_Your assignment_: Look over the entries that follow and work out how many lines contain "JSON". State the number only.

_Records to process_:
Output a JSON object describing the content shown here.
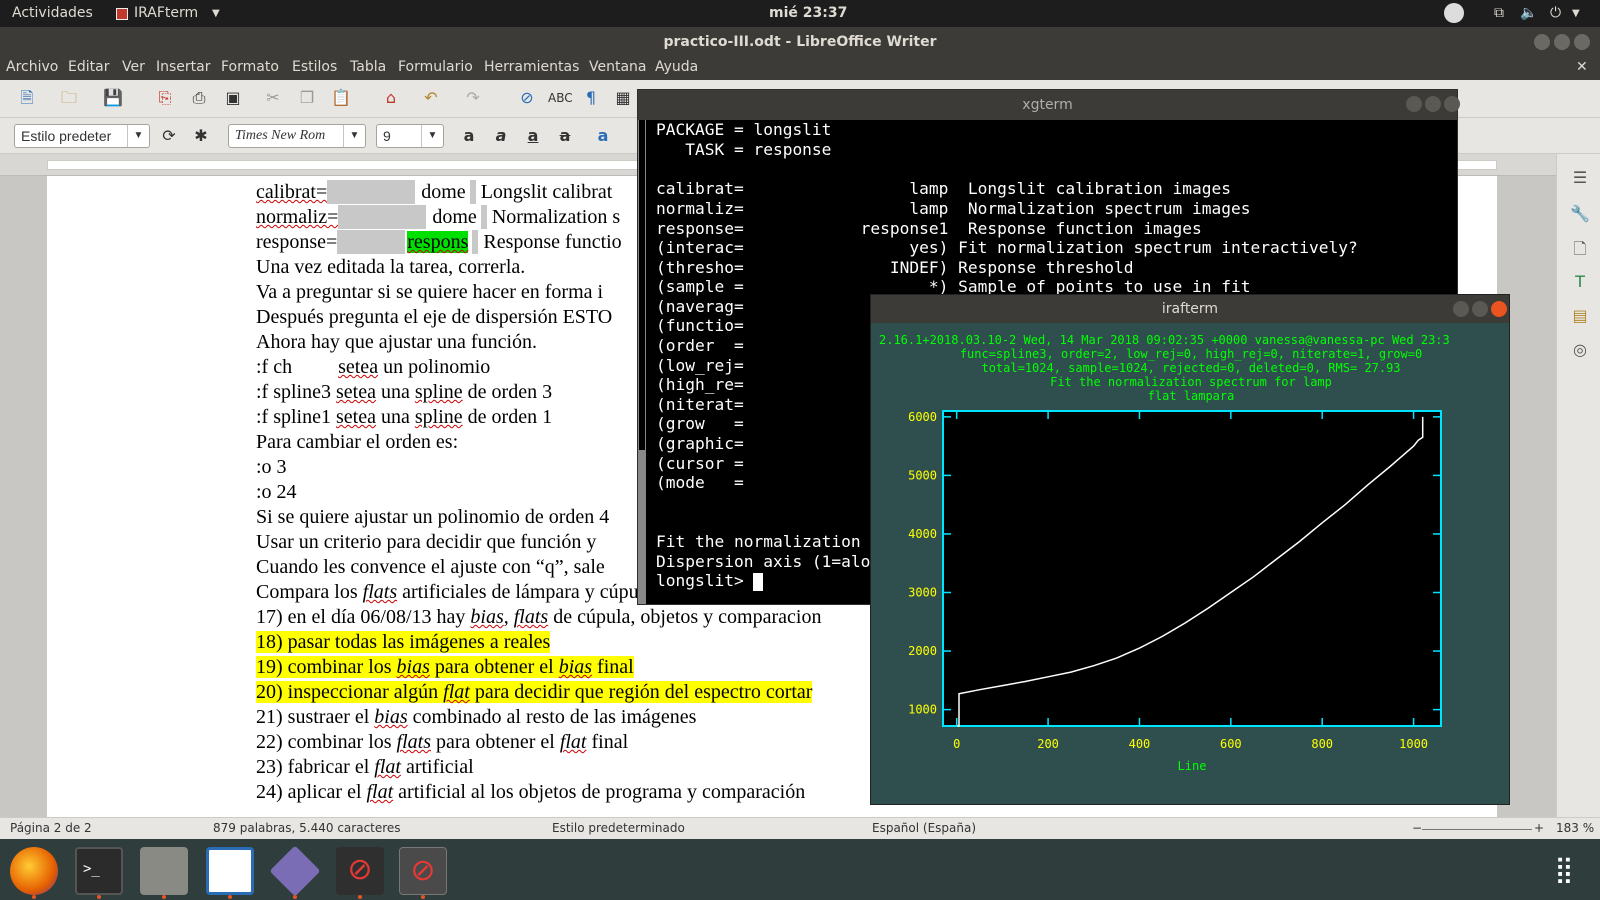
{
  "topbar": {
    "activities": "Actividades",
    "app": "IRAFterm",
    "clock": "mié 23:37"
  },
  "writer": {
    "title": "practico-III.odt - LibreOffice Writer",
    "menu": [
      "Archivo",
      "Editar",
      "Ver",
      "Insertar",
      "Formato",
      "Estilos",
      "Tabla",
      "Formulario",
      "Herramientas",
      "Ventana",
      "Ayuda"
    ],
    "para_style": "Estilo predeter",
    "font_name": "Times New Rom",
    "font_size": "9",
    "doc": {
      "l1a": "calibrat=",
      "l1b": "dome",
      "l1c": "Longslit calibrat",
      "l2a": "normaliz=",
      "l2b": "dome",
      "l2c": "Normalization s",
      "l3a": "response=",
      "l3b": "respons",
      "l3c": "Response functio",
      "l4": "Una vez editada la tarea, correrla.",
      "l5": "Va a preguntar si se quiere hacer en forma i",
      "l6": "Después pregunta el eje de dispersión ESTO",
      "l7": "Ahora hay que ajustar una función.",
      "l8a": ":f ch",
      "l8b": "setea",
      "l8c": " un polinomio",
      "l9a": ":f spline3 ",
      "l9b": "setea",
      "l9c": " una ",
      "l9d": "spline",
      "l9e": " de orden 3",
      "l10a": ":f spline1 ",
      "l10b": "setea",
      "l10c": " una ",
      "l10d": "spline",
      "l10e": " de orden 1",
      "l11": "Para cambiar el orden es:",
      "l12": ":o 3",
      "l13": ":o 24",
      "l14": "Si se quiere ajustar un polinomio de orden 4",
      "l15": "Usar un criterio para decidir que función y",
      "l16": "Cuando les convence el ajuste con “q”, sale",
      "l17a": "Compara los ",
      "l17b": "flats",
      "l17c": " artificiales de lámpara y cúpula, cuál elegir? Porque",
      "l18a": "17) en el día 06/08/13 hay ",
      "l18b": "bias",
      "l18c": ", ",
      "l18d": "flats",
      "l18e": " de cúpula, objetos y comparacion",
      "l19": "18) pasar todas las imágenes a reales",
      "l20a": "19) combinar los ",
      "l20b": "bias",
      "l20c": " para obtener el ",
      "l20d": "bias",
      "l20e": " final",
      "l21a": "20) inspeccionar algún ",
      "l21b": "flat",
      "l21c": " para decidir que región del espectro cortar",
      "l22a": "21) sustraer el ",
      "l22b": "bias",
      "l22c": " combinado al resto de las imágenes",
      "l23a": "22) combinar los ",
      "l23b": "flats",
      "l23c": " para obtener el ",
      "l23d": "flat",
      "l23e": " final",
      "l24a": "23) fabricar el ",
      "l24b": "flat",
      "l24c": " artificial",
      "l25a": "24) aplicar el ",
      "l25b": "flat",
      "l25c": " artificial al los objetos de programa y comparación"
    },
    "status": {
      "page": "Página 2 de 2",
      "words": "879 palabras, 5.440 caracteres",
      "style": "Estilo predeterminado",
      "lang": "Español (España)",
      "zoom": "183 %"
    }
  },
  "xgterm": {
    "title": "xgterm",
    "lines": [
      "PACKAGE = longslit",
      "   TASK = response",
      "",
      "calibrat=                 lamp  Longslit calibration images",
      "normaliz=                 lamp  Normalization spectrum images",
      "response=            response1  Response function images",
      "(interac=                 yes) Fit normalization spectrum interactively?",
      "(thresho=               INDEF) Response threshold",
      "(sample =                   *) Sample of points to use in fit",
      "(naverag=",
      "(functio=",
      "(order  =",
      "(low_rej=",
      "(high_re=",
      "(niterat=",
      "(grow   =",
      "(graphic=",
      "(cursor =",
      "(mode   =",
      "",
      "",
      "Fit the normalization",
      "Dispersion axis (1=alo",
      "longslit> "
    ]
  },
  "irafterm": {
    "title": "irafterm",
    "header": [
      "2.16.1+2018.03.10-2 Wed, 14 Mar 2018 09:02:35 +0000 vanessa@vanessa-pc Wed 23:3",
      "func=spline3, order=2, low_rej=0, high_rej=0, niterate=1, grow=0",
      "total=1024, sample=1024, rejected=0, deleted=0, RMS=  27.93",
      "Fit the normalization spectrum for lamp",
      "flat lampara"
    ]
  },
  "chart_data": {
    "type": "line",
    "title": "Fit the normalization spectrum for lamp",
    "subtitle": "flat lampara",
    "xlabel": "Line",
    "ylabel": "",
    "xlim": [
      -30,
      1060
    ],
    "ylim": [
      720,
      6100
    ],
    "xticks": [
      0,
      200,
      400,
      600,
      800,
      1000
    ],
    "yticks": [
      1000,
      2000,
      3000,
      4000,
      5000,
      6000
    ],
    "series": [
      {
        "x": [
          1,
          5,
          5,
          50,
          100,
          150,
          200,
          250,
          300,
          350,
          400,
          450,
          500,
          550,
          600,
          650,
          700,
          750,
          800,
          850,
          900,
          950,
          1000,
          1010,
          1020,
          1020
        ],
        "values": [
          720,
          720,
          1270,
          1340,
          1410,
          1480,
          1560,
          1640,
          1750,
          1880,
          2050,
          2250,
          2480,
          2730,
          3000,
          3270,
          3570,
          3870,
          4190,
          4500,
          4840,
          5160,
          5500,
          5600,
          5650,
          6000
        ]
      }
    ],
    "colors": {
      "axes": "#00e5ff",
      "ticks_text": "#ffff00",
      "curve": "#ffffff",
      "header_text": "#00ff00"
    }
  }
}
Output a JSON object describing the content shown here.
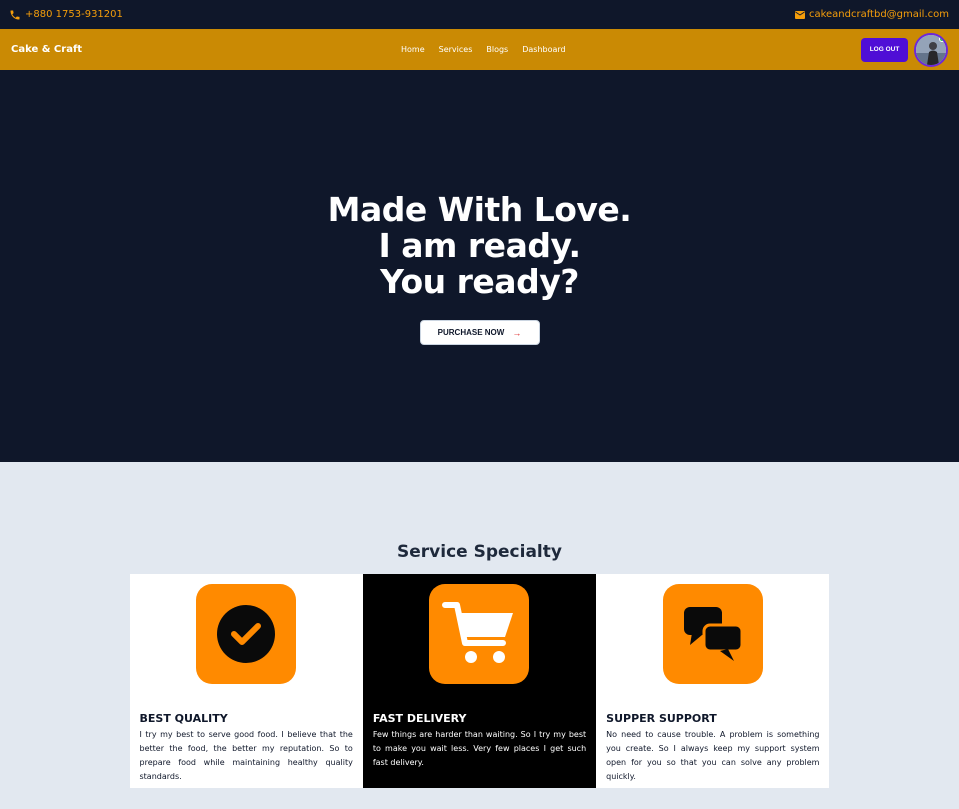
{
  "topbar": {
    "phone": "+880 1753-931201",
    "email": "cakeandcraftbd@gmail.com",
    "phone_icon": "phone-icon",
    "email_icon": "envelope-icon"
  },
  "navbar": {
    "brand": "Cake & Craft",
    "links": [
      "Home",
      "Services",
      "Blogs",
      "Dashboard"
    ],
    "logout_label": "LOG OUT"
  },
  "hero": {
    "line1": "Made With Love.",
    "line2": "I am ready.",
    "line3": "You ready?",
    "cta_label": "PURCHASE NOW",
    "cta_arrow": "→"
  },
  "services": {
    "heading": "Service Specialty",
    "cards": [
      {
        "icon": "check-circle-icon",
        "title": "BEST QUALITY",
        "text": "I try my best to serve good food. I believe that the better the food, the better my reputation. So to prepare food while maintaining healthy quality standards."
      },
      {
        "icon": "cart-icon",
        "title": "FAST DELIVERY",
        "text": "Few things are harder than waiting. So I try my best to make you wait less. Very few places I get such fast delivery."
      },
      {
        "icon": "chat-bubbles-icon",
        "title": "SUPPER SUPPORT",
        "text": "No need to cause trouble. A problem is something you create. So I always keep my support system open for you so that you can solve any problem quickly."
      }
    ]
  },
  "colors": {
    "dark": "#0f172a",
    "gold": "#ca8a04",
    "accent_orange": "#ff8a00",
    "logout": "#4f0ed6"
  }
}
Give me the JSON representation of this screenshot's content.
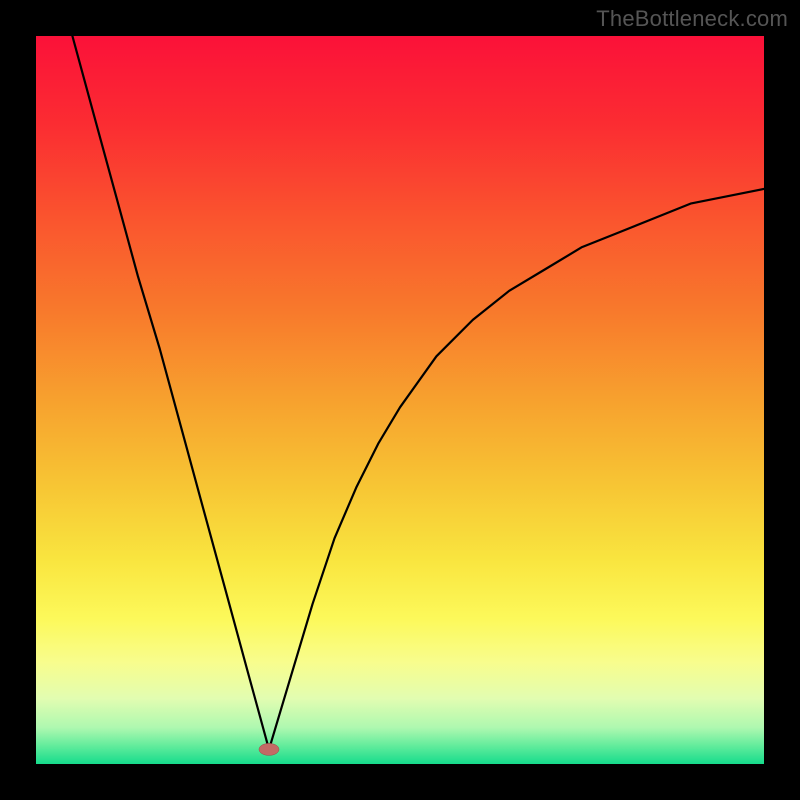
{
  "watermark": "TheBottleneck.com",
  "colors": {
    "frame": "#000000",
    "gradient_stops": [
      {
        "offset": 0.0,
        "color": "#fb1139"
      },
      {
        "offset": 0.12,
        "color": "#fb2c32"
      },
      {
        "offset": 0.25,
        "color": "#fa542e"
      },
      {
        "offset": 0.38,
        "color": "#f87a2c"
      },
      {
        "offset": 0.5,
        "color": "#f7a12e"
      },
      {
        "offset": 0.62,
        "color": "#f7c634"
      },
      {
        "offset": 0.72,
        "color": "#f9e53f"
      },
      {
        "offset": 0.8,
        "color": "#fcf95a"
      },
      {
        "offset": 0.86,
        "color": "#f8fd8d"
      },
      {
        "offset": 0.91,
        "color": "#e2fdb1"
      },
      {
        "offset": 0.95,
        "color": "#aef8b0"
      },
      {
        "offset": 0.975,
        "color": "#62ec9c"
      },
      {
        "offset": 1.0,
        "color": "#16dc8c"
      }
    ],
    "curve": "#000000",
    "min_marker": "#c46a65"
  },
  "chart_data": {
    "type": "line",
    "title": "",
    "xlabel": "",
    "ylabel": "",
    "xlim": [
      0,
      100
    ],
    "ylim": [
      0,
      100
    ],
    "min_point": {
      "x": 32,
      "y": 2
    },
    "series": [
      {
        "name": "bottleneck-curve",
        "x": [
          5,
          8,
          11,
          14,
          17,
          20,
          23,
          26,
          29,
          32,
          35,
          38,
          41,
          44,
          47,
          50,
          55,
          60,
          65,
          70,
          75,
          80,
          85,
          90,
          95,
          100
        ],
        "y": [
          100,
          89,
          78,
          67,
          57,
          46,
          35,
          24,
          13,
          2,
          12,
          22,
          31,
          38,
          44,
          49,
          56,
          61,
          65,
          68,
          71,
          73,
          75,
          77,
          78,
          79
        ]
      }
    ],
    "legend": false,
    "grid": false
  }
}
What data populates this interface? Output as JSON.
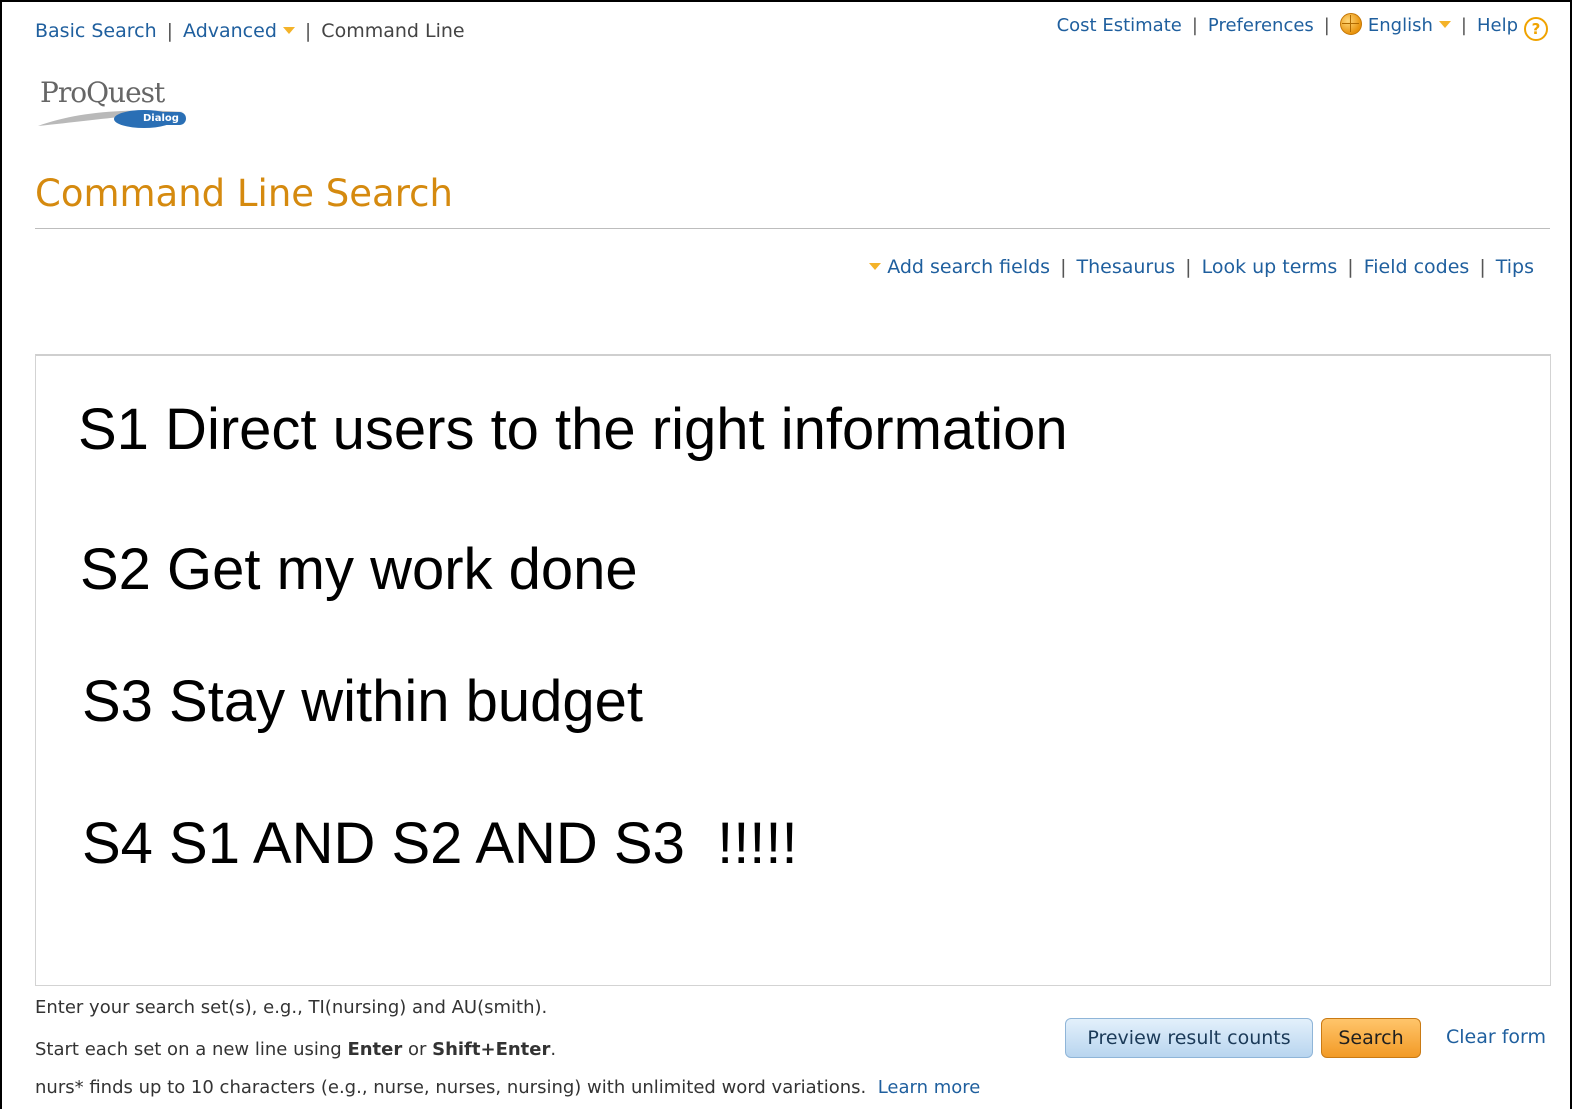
{
  "top_nav": {
    "basic_search": "Basic Search",
    "advanced": "Advanced",
    "command_line": "Command Line"
  },
  "utility_nav": {
    "cost_estimate": "Cost Estimate",
    "preferences": "Preferences",
    "language": "English",
    "help": "Help",
    "help_symbol": "?"
  },
  "logo": {
    "name": "ProQuest",
    "sub": "Dialog"
  },
  "page": {
    "title": "Command Line Search"
  },
  "tools": {
    "add_fields": "Add search fields",
    "thesaurus": "Thesaurus",
    "look_up_terms": "Look up terms",
    "field_codes": "Field codes",
    "tips": "Tips"
  },
  "search_box": {
    "lines": [
      "S1 Direct users to the right information",
      "S2 Get my work done",
      "S3 Stay within budget",
      "S4 S1 AND S2 AND S3  !!!!!"
    ]
  },
  "hints": {
    "line1": "Enter your search set(s), e.g., TI(nursing) and AU(smith).",
    "line2_prefix": "Start each set on a new line using ",
    "line2_enter": "Enter",
    "line2_or": " or ",
    "line2_shift": "Shift+Enter",
    "line2_suffix": ".",
    "line3": "nurs* finds up to 10 characters (e.g., nurse, nurses, nursing) with unlimited word variations.",
    "learn_more": "Learn more"
  },
  "actions": {
    "preview": "Preview result counts",
    "search": "Search",
    "clear": "Clear form"
  },
  "colors": {
    "link": "#1f5f9e",
    "title": "#d58a0f",
    "accent_caret": "#f4b329"
  },
  "icons": {
    "caret": "caret-down-icon",
    "globe": "globe-icon",
    "help": "help-circle-icon"
  }
}
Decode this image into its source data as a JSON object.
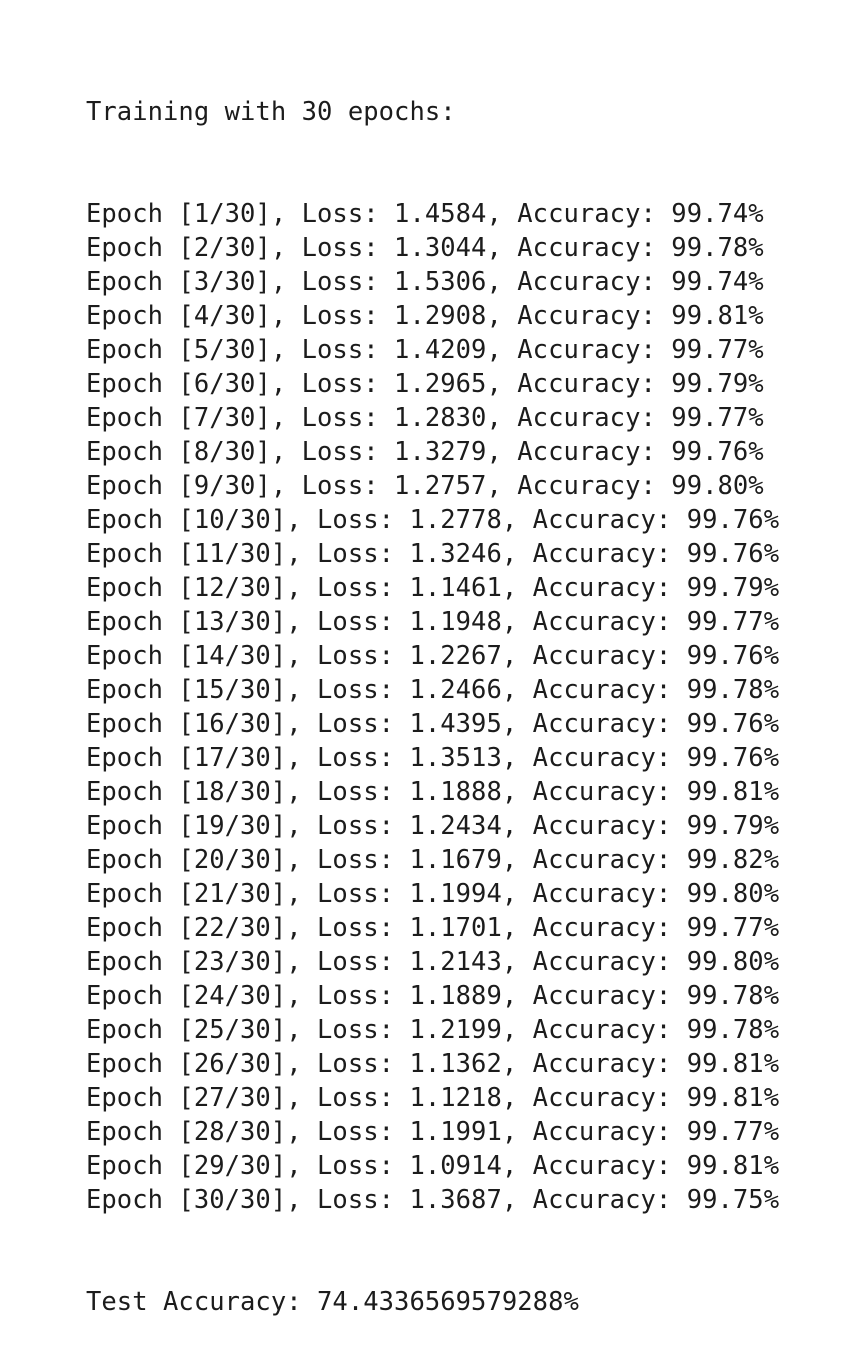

_Task solution_: 5